Hot, arid region with nothing but sand. Dry parched ground under a cloudless sky that stretches as far as the eye can see. No life, no activity. The only things thriving here are hopelessness and despair. A rather dismal picture, isn’t it? A desert isn’t the most wonderful place in the world to be. Actually, though, I was describing the way my life seems right now. You could certainly call it a desert and at times it is very frustrating.
I have spent the past several years preparing for work in full-time Christian ministry, which I believe God has called me into, and yet now I find myself doing nothing in the field for which I am trained. The friends I communicated with daily while in college have all been called away to other places and other ministries. I feel very lonely and isolated from everyone. Except for an occasional oasis, my life feels dry and arid like the desert and there doesn’t appear to be any reason behind it or purpose for it. Have you ever felt as though you were wandering aimlessly about? Or, perhaps like me, you find yourself in that situation now. What is a person to do?
I have found that God’s word is always a great place to look for answers to life’s problems and when I think about wandering in a desert I remember what the Bible tells us regarding the Israelites who wandered for forty years. What was the purpose of their wandering and what can be learned from their desert experience? Well, to start, they were isolated from other people’s influences. They had just come out of Egypt where they had been for some four hundred years and, although they knew of God, they were not proficient in His ways. They needed to be in a place where God could teach them what He wanted without the distraction of other races and their pagan practices. The Israelites had been so close to the Egyptians for so long that they needed to be taught God’s way of worship and living. As I mentioned previously, while in college I had friends around me with whom I communicated every day. If I needed someone to talk to I usually didn’t have any trouble finding someone.
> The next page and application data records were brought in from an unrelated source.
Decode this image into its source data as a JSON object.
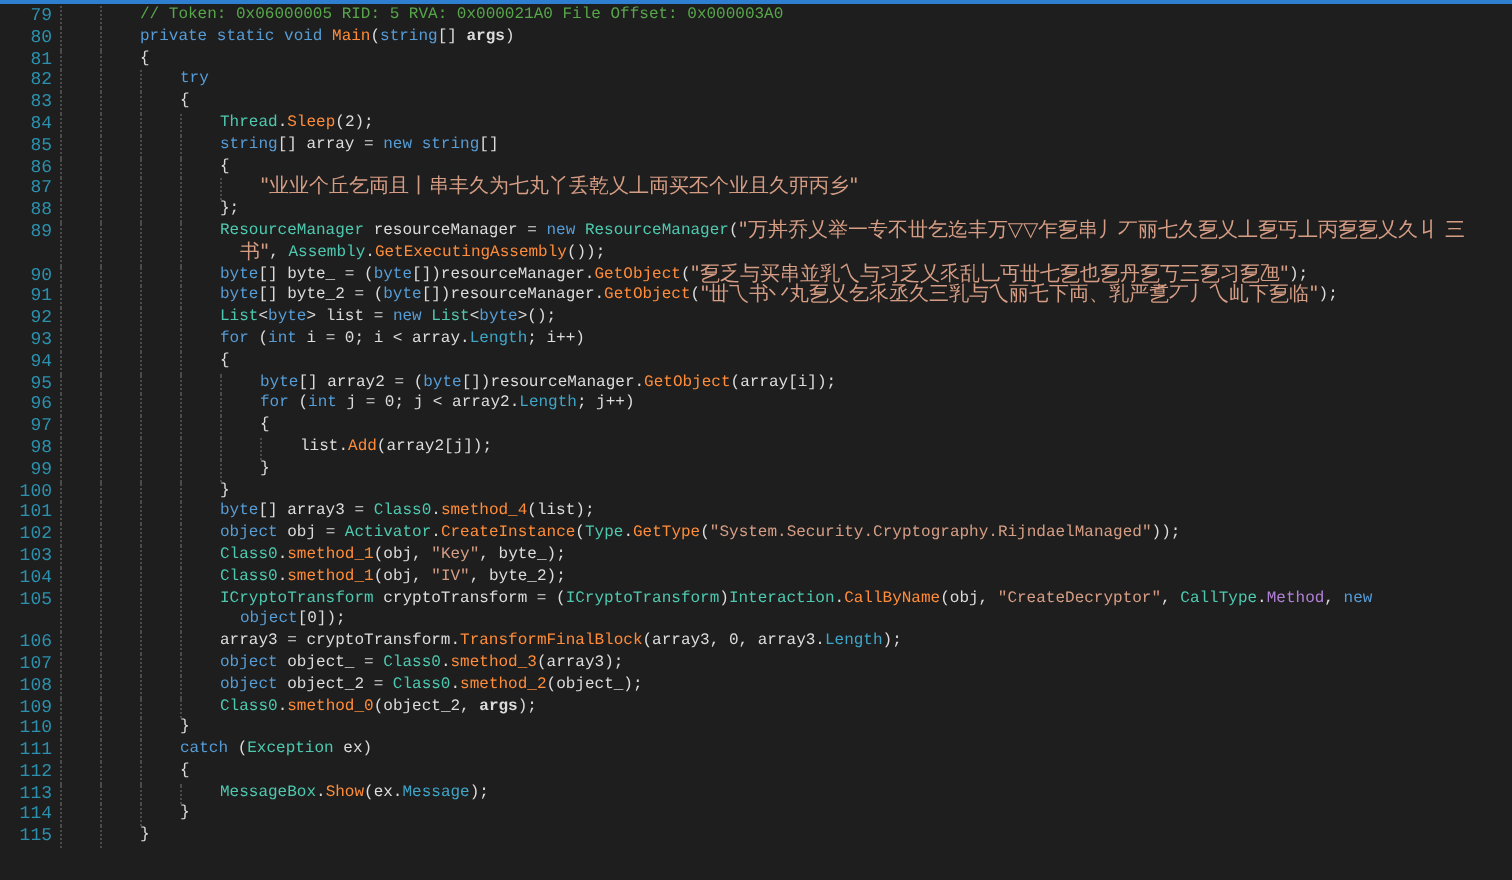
{
  "editor": {
    "lines": [
      {
        "number": "79",
        "tokens": [
          {
            "kind": "comment",
            "text": "// Token: 0x06000005 RID: 5 RVA: 0x000021A0 File Offset: 0x000003A0"
          }
        ]
      },
      {
        "number": "80",
        "tokens": [
          {
            "kind": "kw",
            "text": "private static void "
          },
          {
            "kind": "fn",
            "text": "Main"
          },
          {
            "kind": "plain",
            "text": "("
          },
          {
            "kind": "kw",
            "text": "string"
          },
          {
            "kind": "plain",
            "text": "[] "
          },
          {
            "kind": "param",
            "text": "args"
          },
          {
            "kind": "plain",
            "text": ")"
          }
        ]
      },
      {
        "number": "81",
        "tokens": [
          {
            "kind": "plain",
            "text": "{"
          }
        ],
        "children": [
          {
            "number": "82",
            "tokens": [
              {
                "kind": "kw",
                "text": "try"
              }
            ]
          },
          {
            "number": "83",
            "tokens": [
              {
                "kind": "plain",
                "text": "{"
              }
            ],
            "children": [
              {
                "number": "84",
                "tokens": [
                  {
                    "kind": "type",
                    "text": "Thread"
                  },
                  {
                    "kind": "plain",
                    "text": "."
                  },
                  {
                    "kind": "fn",
                    "text": "Sleep"
                  },
                  {
                    "kind": "plain",
                    "text": "(2);"
                  }
                ]
              },
              {
                "number": "85",
                "tokens": [
                  {
                    "kind": "kw",
                    "text": "string"
                  },
                  {
                    "kind": "plain",
                    "text": "[] array = "
                  },
                  {
                    "kind": "kw",
                    "text": "new string"
                  },
                  {
                    "kind": "plain",
                    "text": "[]"
                  }
                ]
              },
              {
                "number": "86",
                "tokens": [
                  {
                    "kind": "plain",
                    "text": "{"
                  }
                ],
                "children": [
                  {
                    "number": "87",
                    "tokens": [
                      {
                        "kind": "hanstr",
                        "text": "\"业业个丘乞両且丨串丰久为七丸丫丢乾乂丄両买丕个业且久丣丙乡\""
                      }
                    ]
                  }
                ]
              },
              {
                "number": "88",
                "tokens": [
                  {
                    "kind": "plain",
                    "text": "};"
                  }
                ]
              },
              {
                "number": "89",
                "tokens": [
                  {
                    "kind": "type",
                    "text": "ResourceManager"
                  },
                  {
                    "kind": "plain",
                    "text": " resourceManager = "
                  },
                  {
                    "kind": "kw",
                    "text": "new "
                  },
                  {
                    "kind": "type",
                    "text": "ResourceManager"
                  },
                  {
                    "kind": "plain",
                    "text": "("
                  },
                  {
                    "kind": "hanstr",
                    "text": "\"万丼乔乂举一专不丗乞迄丰万▽▽乍乭串丿丆丽七久乭乂丄乭丐丄丙乭乭乂久丩 三书\""
                  },
                  {
                    "kind": "plain",
                    "text": ", "
                  },
                  {
                    "kind": "type",
                    "text": "Assembly"
                  },
                  {
                    "kind": "plain",
                    "text": "."
                  },
                  {
                    "kind": "fn",
                    "text": "GetExecutingAssembly"
                  },
                  {
                    "kind": "plain",
                    "text": "());"
                  }
                ]
              },
              {
                "number": "90",
                "tokens": [
                  {
                    "kind": "kw",
                    "text": "byte"
                  },
                  {
                    "kind": "plain",
                    "text": "[] byte_ = ("
                  },
                  {
                    "kind": "kw",
                    "text": "byte"
                  },
                  {
                    "kind": "plain",
                    "text": "[])resourceManager."
                  },
                  {
                    "kind": "fn",
                    "text": "GetObject"
                  },
                  {
                    "kind": "plain",
                    "text": "("
                  },
                  {
                    "kind": "hanstr",
                    "text": "\"乭乏与买串並乳乀与习乏乂乑乱乚丏丗七乭也乭丹乭丂三乭习乭乪\""
                  },
                  {
                    "kind": "plain",
                    "text": ");"
                  }
                ]
              },
              {
                "number": "91",
                "tokens": [
                  {
                    "kind": "kw",
                    "text": "byte"
                  },
                  {
                    "kind": "plain",
                    "text": "[] byte_2 = ("
                  },
                  {
                    "kind": "kw",
                    "text": "byte"
                  },
                  {
                    "kind": "plain",
                    "text": "[])resourceManager."
                  },
                  {
                    "kind": "fn",
                    "text": "GetObject"
                  },
                  {
                    "kind": "plain",
                    "text": "("
                  },
                  {
                    "kind": "hanstr",
                    "text": "\"丗乁书丷丸乭乂乞乑丞久三乳与乀丽乇下両、乳严乽丆丿乀乢下乭临\""
                  },
                  {
                    "kind": "plain",
                    "text": ");"
                  }
                ]
              },
              {
                "number": "92",
                "tokens": [
                  {
                    "kind": "type",
                    "text": "List"
                  },
                  {
                    "kind": "plain",
                    "text": "<"
                  },
                  {
                    "kind": "kw",
                    "text": "byte"
                  },
                  {
                    "kind": "plain",
                    "text": "> list = "
                  },
                  {
                    "kind": "kw",
                    "text": "new "
                  },
                  {
                    "kind": "type",
                    "text": "List"
                  },
                  {
                    "kind": "plain",
                    "text": "<"
                  },
                  {
                    "kind": "kw",
                    "text": "byte"
                  },
                  {
                    "kind": "plain",
                    "text": ">();"
                  }
                ]
              },
              {
                "number": "93",
                "tokens": [
                  {
                    "kind": "kw",
                    "text": "for"
                  },
                  {
                    "kind": "plain",
                    "text": " ("
                  },
                  {
                    "kind": "kw",
                    "text": "int"
                  },
                  {
                    "kind": "plain",
                    "text": " i = 0; i < array."
                  },
                  {
                    "kind": "prop",
                    "text": "Length"
                  },
                  {
                    "kind": "plain",
                    "text": "; i++)"
                  }
                ]
              },
              {
                "number": "94",
                "tokens": [
                  {
                    "kind": "plain",
                    "text": "{"
                  }
                ],
                "children": [
                  {
                    "number": "95",
                    "tokens": [
                      {
                        "kind": "kw",
                        "text": "byte"
                      },
                      {
                        "kind": "plain",
                        "text": "[] array2 = ("
                      },
                      {
                        "kind": "kw",
                        "text": "byte"
                      },
                      {
                        "kind": "plain",
                        "text": "[])resourceManager."
                      },
                      {
                        "kind": "fn",
                        "text": "GetObject"
                      },
                      {
                        "kind": "plain",
                        "text": "(array[i]);"
                      }
                    ]
                  },
                  {
                    "number": "96",
                    "tokens": [
                      {
                        "kind": "kw",
                        "text": "for"
                      },
                      {
                        "kind": "plain",
                        "text": " ("
                      },
                      {
                        "kind": "kw",
                        "text": "int"
                      },
                      {
                        "kind": "plain",
                        "text": " j = 0; j < array2."
                      },
                      {
                        "kind": "prop",
                        "text": "Length"
                      },
                      {
                        "kind": "plain",
                        "text": "; j++)"
                      }
                    ]
                  },
                  {
                    "number": "97",
                    "tokens": [
                      {
                        "kind": "plain",
                        "text": "{"
                      }
                    ],
                    "children": [
                      {
                        "number": "98",
                        "tokens": [
                          {
                            "kind": "plain",
                            "text": "list."
                          },
                          {
                            "kind": "fn",
                            "text": "Add"
                          },
                          {
                            "kind": "plain",
                            "text": "(array2[j]);"
                          }
                        ]
                      }
                    ]
                  },
                  {
                    "number": "99",
                    "tokens": [
                      {
                        "kind": "plain",
                        "text": "}"
                      }
                    ]
                  }
                ]
              },
              {
                "number": "100",
                "tokens": [
                  {
                    "kind": "plain",
                    "text": "}"
                  }
                ]
              },
              {
                "number": "101",
                "tokens": [
                  {
                    "kind": "kw",
                    "text": "byte"
                  },
                  {
                    "kind": "plain",
                    "text": "[] array3 = "
                  },
                  {
                    "kind": "type",
                    "text": "Class0"
                  },
                  {
                    "kind": "plain",
                    "text": "."
                  },
                  {
                    "kind": "fn",
                    "text": "smethod_4"
                  },
                  {
                    "kind": "plain",
                    "text": "(list);"
                  }
                ]
              },
              {
                "number": "102",
                "tokens": [
                  {
                    "kind": "kw",
                    "text": "object"
                  },
                  {
                    "kind": "plain",
                    "text": " obj = "
                  },
                  {
                    "kind": "type",
                    "text": "Activator"
                  },
                  {
                    "kind": "plain",
                    "text": "."
                  },
                  {
                    "kind": "fn",
                    "text": "CreateInstance"
                  },
                  {
                    "kind": "plain",
                    "text": "("
                  },
                  {
                    "kind": "type",
                    "text": "Type"
                  },
                  {
                    "kind": "plain",
                    "text": "."
                  },
                  {
                    "kind": "fn",
                    "text": "GetType"
                  },
                  {
                    "kind": "plain",
                    "text": "("
                  },
                  {
                    "kind": "str",
                    "text": "\"System.Security.Cryptography.RijndaelManaged\""
                  },
                  {
                    "kind": "plain",
                    "text": "));"
                  }
                ]
              },
              {
                "number": "103",
                "tokens": [
                  {
                    "kind": "type",
                    "text": "Class0"
                  },
                  {
                    "kind": "plain",
                    "text": "."
                  },
                  {
                    "kind": "fn",
                    "text": "smethod_1"
                  },
                  {
                    "kind": "plain",
                    "text": "(obj, "
                  },
                  {
                    "kind": "str",
                    "text": "\"Key\""
                  },
                  {
                    "kind": "plain",
                    "text": ", byte_);"
                  }
                ]
              },
              {
                "number": "104",
                "tokens": [
                  {
                    "kind": "type",
                    "text": "Class0"
                  },
                  {
                    "kind": "plain",
                    "text": "."
                  },
                  {
                    "kind": "fn",
                    "text": "smethod_1"
                  },
                  {
                    "kind": "plain",
                    "text": "(obj, "
                  },
                  {
                    "kind": "str",
                    "text": "\"IV\""
                  },
                  {
                    "kind": "plain",
                    "text": ", byte_2);"
                  }
                ]
              },
              {
                "number": "105",
                "tokens": [
                  {
                    "kind": "type",
                    "text": "ICryptoTransform"
                  },
                  {
                    "kind": "plain",
                    "text": " cryptoTransform = ("
                  },
                  {
                    "kind": "type",
                    "text": "ICryptoTransform"
                  },
                  {
                    "kind": "plain",
                    "text": ")"
                  },
                  {
                    "kind": "type",
                    "text": "Interaction"
                  },
                  {
                    "kind": "plain",
                    "text": "."
                  },
                  {
                    "kind": "fn",
                    "text": "CallByName"
                  },
                  {
                    "kind": "plain",
                    "text": "(obj, "
                  },
                  {
                    "kind": "str",
                    "text": "\"CreateDecryptor\""
                  },
                  {
                    "kind": "plain",
                    "text": ", "
                  },
                  {
                    "kind": "type",
                    "text": "CallType"
                  },
                  {
                    "kind": "plain",
                    "text": "."
                  },
                  {
                    "kind": "enum",
                    "text": "Method"
                  },
                  {
                    "kind": "plain",
                    "text": ", "
                  },
                  {
                    "kind": "kw",
                    "text": "new object"
                  },
                  {
                    "kind": "plain",
                    "text": "[0]);"
                  }
                ]
              },
              {
                "number": "106",
                "tokens": [
                  {
                    "kind": "plain",
                    "text": "array3 = cryptoTransform."
                  },
                  {
                    "kind": "fn",
                    "text": "TransformFinalBlock"
                  },
                  {
                    "kind": "plain",
                    "text": "(array3, 0, array3."
                  },
                  {
                    "kind": "prop",
                    "text": "Length"
                  },
                  {
                    "kind": "plain",
                    "text": ");"
                  }
                ]
              },
              {
                "number": "107",
                "tokens": [
                  {
                    "kind": "kw",
                    "text": "object"
                  },
                  {
                    "kind": "plain",
                    "text": " object_ = "
                  },
                  {
                    "kind": "type",
                    "text": "Class0"
                  },
                  {
                    "kind": "plain",
                    "text": "."
                  },
                  {
                    "kind": "fn",
                    "text": "smethod_3"
                  },
                  {
                    "kind": "plain",
                    "text": "(array3);"
                  }
                ]
              },
              {
                "number": "108",
                "tokens": [
                  {
                    "kind": "kw",
                    "text": "object"
                  },
                  {
                    "kind": "plain",
                    "text": " object_2 = "
                  },
                  {
                    "kind": "type",
                    "text": "Class0"
                  },
                  {
                    "kind": "plain",
                    "text": "."
                  },
                  {
                    "kind": "fn",
                    "text": "smethod_2"
                  },
                  {
                    "kind": "plain",
                    "text": "(object_);"
                  }
                ]
              },
              {
                "number": "109",
                "tokens": [
                  {
                    "kind": "type",
                    "text": "Class0"
                  },
                  {
                    "kind": "plain",
                    "text": "."
                  },
                  {
                    "kind": "fn",
                    "text": "smethod_0"
                  },
                  {
                    "kind": "plain",
                    "text": "(object_2, "
                  },
                  {
                    "kind": "param",
                    "text": "args"
                  },
                  {
                    "kind": "plain",
                    "text": ");"
                  }
                ]
              }
            ]
          },
          {
            "number": "110",
            "tokens": [
              {
                "kind": "plain",
                "text": "}"
              }
            ]
          },
          {
            "number": "111",
            "tokens": [
              {
                "kind": "kw",
                "text": "catch"
              },
              {
                "kind": "plain",
                "text": " ("
              },
              {
                "kind": "type",
                "text": "Exception"
              },
              {
                "kind": "plain",
                "text": " ex)"
              }
            ]
          },
          {
            "number": "112",
            "tokens": [
              {
                "kind": "plain",
                "text": "{"
              }
            ],
            "children": [
              {
                "number": "113",
                "tokens": [
                  {
                    "kind": "type",
                    "text": "MessageBox"
                  },
                  {
                    "kind": "plain",
                    "text": "."
                  },
                  {
                    "kind": "fn",
                    "text": "Show"
                  },
                  {
                    "kind": "plain",
                    "text": "(ex."
                  },
                  {
                    "kind": "prop",
                    "text": "Message"
                  },
                  {
                    "kind": "plain",
                    "text": ");"
                  }
                ]
              }
            ]
          },
          {
            "number": "114",
            "tokens": [
              {
                "kind": "plain",
                "text": "}"
              }
            ]
          }
        ]
      },
      {
        "number": "115",
        "tokens": [
          {
            "kind": "plain",
            "text": "}"
          }
        ]
      }
    ]
  }
}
Friends are great to have around but I think we forget our greatest friend, Jesus Christ, who loved us enough to die for us. We spend a great deal of time talking to everyone except Him and sometimes He has to isolate us from everyone else so we’ll turn to Him. In my own life I have found that constant communication with Him is as necessary as breathing. And we all know that living is much easier if we can breathe!
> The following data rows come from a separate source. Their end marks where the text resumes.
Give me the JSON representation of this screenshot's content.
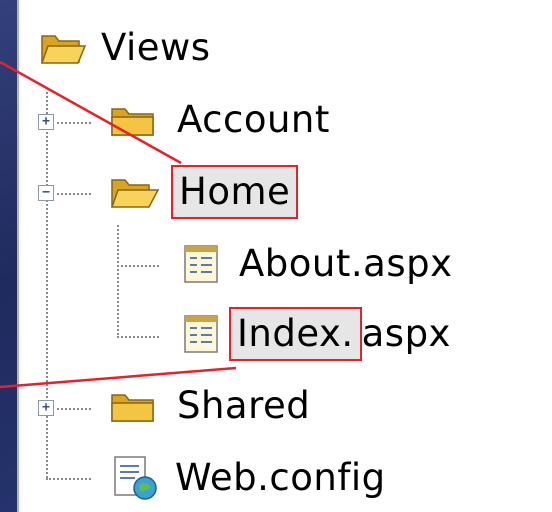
{
  "tree": {
    "root": {
      "label": "Views",
      "icon": "folder-open-icon"
    },
    "items": [
      {
        "label": "Account",
        "icon": "folder-icon",
        "expander": "+"
      },
      {
        "label": "Home",
        "icon": "folder-open-icon",
        "expander": "−",
        "highlighted": true
      },
      {
        "label": "About.aspx",
        "icon": "aspx-page-icon"
      },
      {
        "label": "Index.",
        "suffix": "aspx",
        "icon": "aspx-page-icon",
        "highlighted": true
      },
      {
        "label": "Shared",
        "icon": "folder-icon",
        "expander": "+"
      },
      {
        "label": "Web.config",
        "icon": "config-file-icon"
      }
    ]
  },
  "colors": {
    "highlight_border": "#e8202a",
    "folder": "#f4c542"
  }
}
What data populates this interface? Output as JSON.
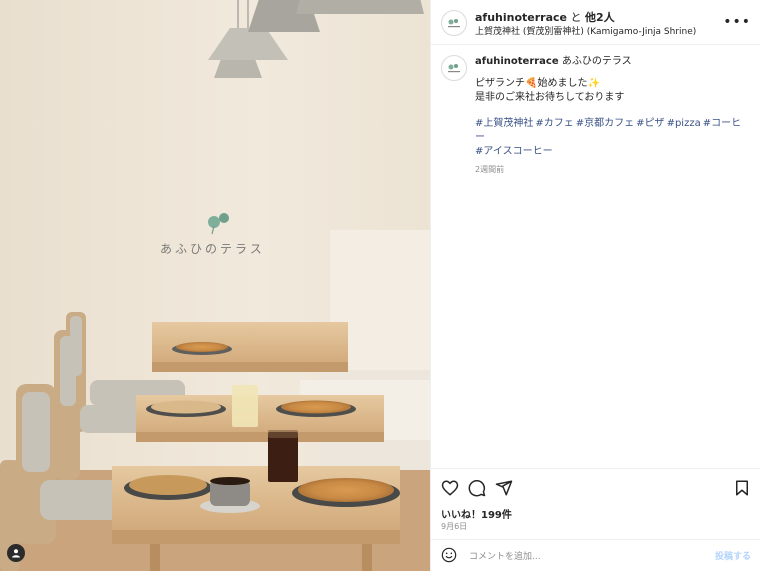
{
  "post": {
    "header": {
      "username": "afuhinoterrace",
      "joiner": "と",
      "others": "他2人",
      "location": "上賀茂神社 (賀茂別雷神社) (Kamigamo-Jinja Shrine)"
    },
    "photo": {
      "logo_text": "あふひのテラス"
    },
    "caption": {
      "username": "afuhinoterrace",
      "shop_name": "あふひのテラス",
      "line1": "ピザランチ🍕始めました✨",
      "line2": "是非のご来社お待ちしております",
      "hashtags": [
        "#上賀茂神社",
        "#カフェ",
        "#京都カフェ",
        "#ピザ",
        "#pizza",
        "#コーヒー",
        "#アイスコーヒー"
      ],
      "time_ago": "2週間前"
    },
    "stats": {
      "likes": "いいね！199件",
      "date": "9月6日"
    },
    "comment": {
      "placeholder": "コメントを追加...",
      "post_label": "投稿する"
    },
    "colors": {
      "link": "#00376b",
      "muted": "#8e8e8e",
      "post_disabled": "#b3d4fc"
    }
  }
}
Another lesson from the desert is in the area of training. The Israelites had been slaves in Egypt which meant that they were good at farming and making bricks but knew little of organizing an army. God’s plan called for them to take the Promised Land, with His help of course, so He needed to train them for war; to fight, to follow orders, and to be courageous. I recall a letter a gentleman wrote to our local newspaper criticizing the Bible and questioning God’s power as the Supreme Being. He referred to a passage in the first chapter of the book of Judges which tells of the Israelites failure to defeat an army which used iron chariots and thus concluded that God wasn’t all-powerful. Apparently, he failed to read the third chapter which speaks of how God used the different nations to instruct the Israelites and the fourth chapter where they were victorious over an army using iron chariots. God had used their previous failure to train them for future engagements. I have a degree from a Bible college, I continue to study His word, and I listen to the teachings of others in the ministry, but I realize that I’m somewhat slow about learning some things; especially lessons in dealing with others. More than a few times the Lord has had to teach me the same lesson over and over. With all the great examples He included in His word, you would think that I’d catch on after a while, but when it comes to stubbornness I even impress myself. I also realize that some things can only be taught by experience and repetition, and being set apart for a time allows me to meditate on what I’ve learned. I cannot begin to relate the things the Lord has shown me during this desert time; things which I may not have seen otherwise.
Finally, the most obvious reason for wandering is sin in our lives. God instructed the Israelites to take possession of the land of Canaan, but they chose instead to disobey and rebel. The punishment for their sin was wandering in the wilderness until the rebellious generation had died and the sin had been purged from them. Sin is, to say the least, very disgusting to a holy God. Nothing hinders the loving relationship He wants with us more than it does. Rebellion and pride can be very subtle and all too often I find myself built up with self-importance, wanting to do things my way instead of His. I must keep sin out of my life and conform myself to His image, for only then can I be what He wants me to be.
How long do these dry times last? How long do we have to wander through this desert place? God assures us that, although they sometimes seem to last a lifetime, they are only for a season. We must put our faith in Him and keep waiting, watching, and trusting. I realize that sounds a little too easy and saying it usually doesn’t make the pain of loneliness go away, but that’s when we need to trust Him most. Just as the Apostle Paul told the Philippians, “He who has begun a good work in you will complete it until the day of Christ Jesus.” Not only is God in control of what happens to us, He loves us and wants only the best for us. Just as He brought the Israelites into the Promised Land, He will bring us out of the desert when His plan and purpose are completed in us.